Alex Lowe (1958–1999)
Conrad Anker recalls his closest friend and climbing partner:
“Alex was the adventure equivalent of a polymath. He burst onto the stage with hard ice climbs in Colorado; he was one of the first to guide Everest; he did new routes on mountains in Alaska, Nepal, and Kyrgyzstan. Plus, he competed in some of the earliest sport-climbing competitions.

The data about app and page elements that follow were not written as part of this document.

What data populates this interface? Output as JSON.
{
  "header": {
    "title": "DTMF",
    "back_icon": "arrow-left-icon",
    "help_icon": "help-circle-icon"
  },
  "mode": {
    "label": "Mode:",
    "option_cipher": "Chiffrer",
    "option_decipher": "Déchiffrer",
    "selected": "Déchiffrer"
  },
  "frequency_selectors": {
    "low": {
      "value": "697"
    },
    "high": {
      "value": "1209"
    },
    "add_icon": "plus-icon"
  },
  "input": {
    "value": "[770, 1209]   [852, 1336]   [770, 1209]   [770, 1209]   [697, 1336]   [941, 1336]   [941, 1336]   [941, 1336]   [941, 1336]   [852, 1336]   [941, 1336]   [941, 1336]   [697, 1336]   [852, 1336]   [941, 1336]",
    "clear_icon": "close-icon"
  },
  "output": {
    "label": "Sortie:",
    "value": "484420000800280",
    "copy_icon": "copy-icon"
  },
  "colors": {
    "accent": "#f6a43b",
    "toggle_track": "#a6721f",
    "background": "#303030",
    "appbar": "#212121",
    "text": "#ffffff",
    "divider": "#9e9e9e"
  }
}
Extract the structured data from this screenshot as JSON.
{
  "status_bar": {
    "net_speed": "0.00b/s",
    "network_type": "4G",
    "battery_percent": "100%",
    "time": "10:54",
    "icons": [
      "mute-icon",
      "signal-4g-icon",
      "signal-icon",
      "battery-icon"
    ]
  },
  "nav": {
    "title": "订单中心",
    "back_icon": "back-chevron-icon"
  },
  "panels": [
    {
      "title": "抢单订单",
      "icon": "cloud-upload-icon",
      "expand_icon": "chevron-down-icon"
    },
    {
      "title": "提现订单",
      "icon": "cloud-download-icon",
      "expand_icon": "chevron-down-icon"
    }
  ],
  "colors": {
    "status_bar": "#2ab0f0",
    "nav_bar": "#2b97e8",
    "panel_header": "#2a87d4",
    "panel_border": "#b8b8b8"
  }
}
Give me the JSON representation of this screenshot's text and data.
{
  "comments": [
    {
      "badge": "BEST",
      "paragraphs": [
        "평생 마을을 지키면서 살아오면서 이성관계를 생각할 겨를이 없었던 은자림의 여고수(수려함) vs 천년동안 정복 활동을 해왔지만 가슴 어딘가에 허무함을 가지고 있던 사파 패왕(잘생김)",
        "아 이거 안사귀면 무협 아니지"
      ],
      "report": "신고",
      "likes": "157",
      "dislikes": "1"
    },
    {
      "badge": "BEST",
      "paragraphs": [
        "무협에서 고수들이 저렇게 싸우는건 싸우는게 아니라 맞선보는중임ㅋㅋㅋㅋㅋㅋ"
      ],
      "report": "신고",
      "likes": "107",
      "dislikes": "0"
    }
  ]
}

The day Alex died, on Shishapangma glacier, we were scouting a route to go up and ski off the summit. An avalanche caught us, and I got blown 90 feet and banged up. We looked for Alex for 20 straight hours and never found him. Later, I became a father to his sons and a husband to his widow. I’ve never stopped missing Alex. Finally, last year, I was in Tibet when the climbers David Goettler and Ueli Steck happened across Alex’s body. We organized an expedition, and at 5,900 meters, I carried his body down. A kind of survivor’s guilt hit: Why him and not me? In America, we glorify death and trivialize it in movies, but we don’t really see mortality. But it was also good to have closure.”Back to top